Nevertheless, there are also other issues than the pandemic, particularly, the Brexit. To what extent does that affect you?
We are still actively working the Brexit issue. On a smaller scale than the pandemic, but we do have a working group dealing with this issue. There are many unresolved questions. Customs clearance to the UK alone is a major logistics issue. Brexit problems have not all been resolved. The inner-European border controls due to the pandemic mainly affected passenger traffic. Of course, truck traffic was also affected, but politicians reacted very quickly, realizing early that the flow of goods should not be restricted. There were temporary traffic jams at the Polish or Czech borders, for example, and also in southern Germany due to increased border controls, but this cleared up very quickly. Also, drivers were left out on many Corona measures; there were additional regulations for staff in logistics who had to ensure the movement of goods.
How are you responding to the more and more complex global situation?
We have a country management team in each country, depending on how strong we are positioned in that country, also for several divisions. And the country managers are responsible for ensuring that we are properly positioned locally, also during the Corona pandemic. Due to the very different legal bases in different countries, the country managers have been assigned a high degree of responsibility. Here in Germany, the local management also has a great responsibility to react to the local situation and implement the official regulations. Consideration also has to be given to what our employees and customers require in terms of safety.

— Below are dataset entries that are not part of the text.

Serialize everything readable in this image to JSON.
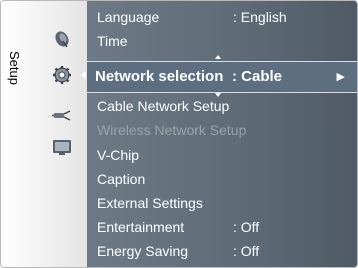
{
  "sidebar": {
    "title": "Setup",
    "icons": [
      "satellite-dish-icon",
      "gear-icon",
      "plug-icon",
      "tv-screen-icon"
    ]
  },
  "menu": {
    "items": [
      {
        "label": "Language",
        "value": ": English",
        "state": "normal"
      },
      {
        "label": "Time",
        "value": "",
        "state": "normal"
      },
      {
        "label": "Network selection",
        "value": ": Cable",
        "state": "selected"
      },
      {
        "label": "Cable Network Setup",
        "value": "",
        "state": "normal"
      },
      {
        "label": "Wireless Network Setup",
        "value": "",
        "state": "disabled"
      },
      {
        "label": "V-Chip",
        "value": "",
        "state": "normal"
      },
      {
        "label": "Caption",
        "value": "",
        "state": "normal"
      },
      {
        "label": "External Settings",
        "value": "",
        "state": "normal"
      },
      {
        "label": "Entertainment",
        "value": ": Off",
        "state": "normal"
      },
      {
        "label": "Energy Saving",
        "value": ": Off",
        "state": "normal"
      }
    ],
    "selected_arrow": "▶"
  },
  "colors": {
    "menu_background": "#5f6c78",
    "highlight": "#5d6e80",
    "text": "#ffffff",
    "disabled_text": "#9aa3ab"
  }
}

What are your biggest concerns for the future?
Although we are a German company, we look at the entire world. I am worried that the present situation could continue for a long time and that we will have to face more and more waves. That could have a major impact on the economy and we would have to struggle to deal with the situation for a very long time.